© 2023 MICHIGAN RADIO
91.7 Ann Arbor/Detroit 104.1 Grand Rapids 91.3 Port Huron 89.7 Lansing 91.1 Flint
Play Live Radio
Next Up:
0:00
0:00
Available On Air Stations

With the creation of the Heartland Caucus, Democrats look to the Midwest for a winning strategy

IJP-Midweek-Photos-1220.png
Matthew
/
Adobe Stock

The background: Michigan Democrats won the 2022 election handedly. For the first time in nearly four decades, they are taking over the Governor’s office, the state House and the state Senate in 2023. And that has many wondering if their strategy is a template for winning future elections nationwide.

The question: Are Michigan issues the key to helping Democrats win elections nationally?

The answer: Michigan Democratic Congresswoman Debbie Dingell sure thinks so. “Sometimes it’s easy to fly over the heartland and we want to make sure that we have a collective voice in the heartland,” Dingell recently told us. She wants to see a new Democratic caucus in Congress known as the Heartland Caucus. It would be made up of Democratic members from at least 12 Midwest states, and Dingell says the caucus would focus on a long list of issues facing the Midwest surrounding agriculture, unions, telehealth services for rural areas and the Great Lakes.

The idea is gaining traction after Dingell shared a map that has been getting a lot of attention. The map shows the power that coastal Democrats hold in Congress with leadership representing California and much of the East Coast but the Midwest being left-out. “This battle for the heartland and to make sure there’s more representation is something that, you know, I’ve talked about for years, for decades. I think a map that I put together that showed that the heartland in the Democratic Party had no representation in senior leadership or committee chairs got the attention of a lot of people,” Dingell explained.

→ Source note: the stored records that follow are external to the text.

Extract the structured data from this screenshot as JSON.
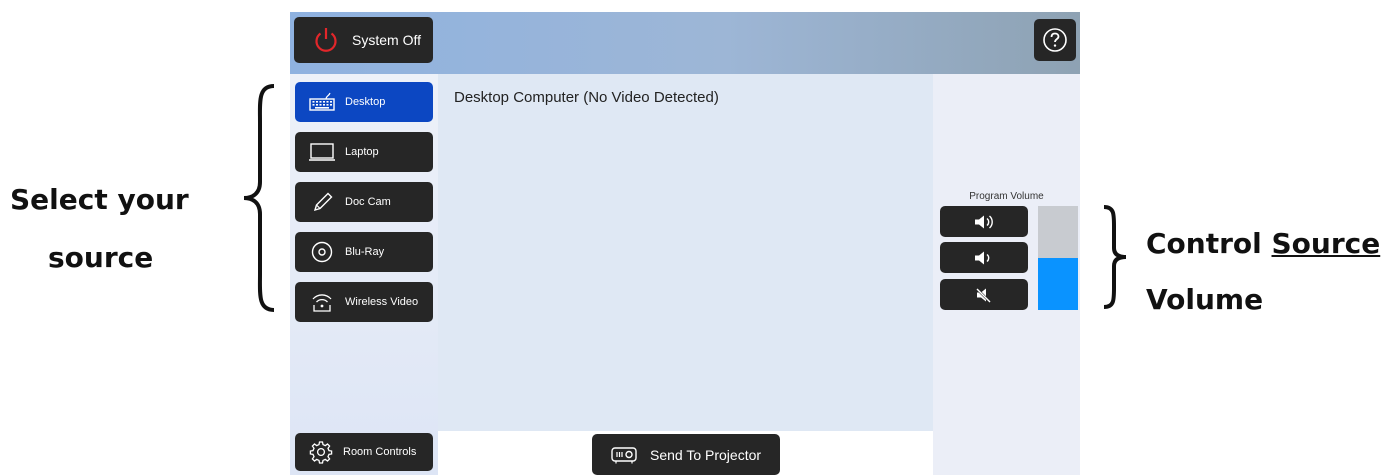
{
  "header": {
    "system_off_label": "System Off",
    "help_icon": "help-icon"
  },
  "sources": {
    "items": [
      {
        "label": "Desktop",
        "icon": "keyboard-icon",
        "active": true
      },
      {
        "label": "Laptop",
        "icon": "laptop-icon",
        "active": false
      },
      {
        "label": "Doc Cam",
        "icon": "pencil-icon",
        "active": false
      },
      {
        "label": "Blu-Ray",
        "icon": "disc-icon",
        "active": false
      },
      {
        "label": "Wireless Video",
        "icon": "wireless-icon",
        "active": false
      }
    ]
  },
  "main": {
    "title": "Desktop Computer (No Video Detected)"
  },
  "footer": {
    "room_controls_label": "Room Controls",
    "send_label": "Send To Projector"
  },
  "volume": {
    "label": "Program Volume",
    "level": 0.5,
    "buttons": [
      "volume-up-icon",
      "volume-down-icon",
      "mute-icon"
    ],
    "fill_color": "#0a93ff"
  },
  "annotations": {
    "left_line1": "Select your",
    "left_line2": "source",
    "right_line1": "Control",
    "right_underlined": "Source",
    "right_line2": "Volume"
  },
  "colors": {
    "active_source": "#0c47c2",
    "button_dark": "#262626",
    "power_red": "#e3262a"
  }
}
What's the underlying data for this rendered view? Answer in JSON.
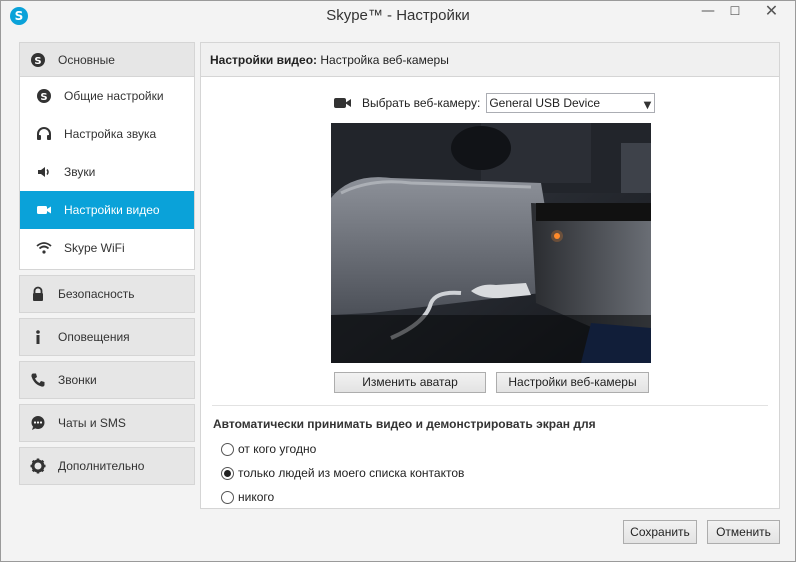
{
  "window": {
    "title": "Skype™ - Настройки",
    "app_icon_letter": "S",
    "minimize": "—",
    "maximize": "☐",
    "close": "✕"
  },
  "sidebar": {
    "groups": [
      {
        "label": "Основные",
        "icon": "skype-icon"
      },
      {
        "label": "Безопасность",
        "icon": "lock-icon"
      },
      {
        "label": "Оповещения",
        "icon": "info-icon"
      },
      {
        "label": "Звонки",
        "icon": "phone-icon"
      },
      {
        "label": "Чаты и SMS",
        "icon": "chat-icon"
      },
      {
        "label": "Дополнительно",
        "icon": "gear-icon"
      }
    ],
    "sub_items": [
      {
        "label": "Общие настройки",
        "icon": "skype-icon"
      },
      {
        "label": "Настройка звука",
        "icon": "headset-icon"
      },
      {
        "label": "Звуки",
        "icon": "speaker-icon"
      },
      {
        "label": "Настройки видео",
        "icon": "video-camera-icon",
        "active": true
      },
      {
        "label": "Skype WiFi",
        "icon": "wifi-icon"
      }
    ]
  },
  "main": {
    "header_bold": "Настройки видео:",
    "header_rest": "Настройка веб-камеры",
    "camera_label": "Выбрать веб-камеру:",
    "camera_selected": "General USB Device",
    "change_avatar": "Изменить аватар",
    "webcam_settings": "Настройки веб-камеры",
    "auto_accept_title": "Автоматически принимать видео и демонстрировать экран для",
    "radio_options": [
      {
        "label": "от кого угодно",
        "checked": false
      },
      {
        "label": "только людей из моего списка контактов",
        "checked": true
      },
      {
        "label": "никого",
        "checked": false
      }
    ]
  },
  "footer": {
    "save": "Сохранить",
    "cancel": "Отменить"
  },
  "colors": {
    "accent": "#0aa2d9"
  }
}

Dingell says Republicans — especially Trump Republicans — have tapped into the anxiety felt by working class voters in the suburbs and rural areas and she says if Democrats want to build on their successes they’d be smart to focus on issues that Midwesterners care about. Take a look, for example, at how Democratic Congresswoman Elissa Slotkin won reelection in her mid-Michigan swing district that went for President Donald Trump in both 2016 and 2020.

The takeaway: “Frankly, for the Democrats, I think they’d be wise to listen” to Dingell, says Michigan political consultant John Sellek. He says Democrats “had a lot of success when they thought this way,” and explains that Dingell and the caucus, “not only has the ability to bring the core of the country together on the Democratic side against the coastal leadership, but their efforts - if they’re intelligent and communicated in the right way - has the ability to have bipartisan appeal to the public which will probably pull even more voters into their camp.”

More Midwest love: In addition to the Heartland Caucus, Michigan voters could also see more influence in choosing a presidential nominee in 2024. That’s after Michigan Democrats, including Dingell, after decades of trying, were successful in getting the Democratic National Committee’s Rules and Bylaws Committee to move Michigan earlier in the presidential primary calendar. The full Democratic National Committee still has to vote on the change early in the new year and the state Legislature would still have to adopt it, but it’s one more example of the Midwest’s electoral prominence. As Dingell notes, “this is going to be one of the most competitive states in 2024 in the country and I am very pleased that the presidential nominating system is taking into account that we have an early state that is going to represent the diversity of this country,” she continues, “the President has said that there’s no road to the White House without going through the heartland.”

Zoe Clark is Michigan Radio’s Political Director. In this role, Clark guides coverage of the state Capitol, elections, and policy debates.
Rick Pluta is Senior Capitol Correspondent for the Michigan Public Radio Network. He has been covering Michigan’s Capitol, government, and politics since 1987.
Related Content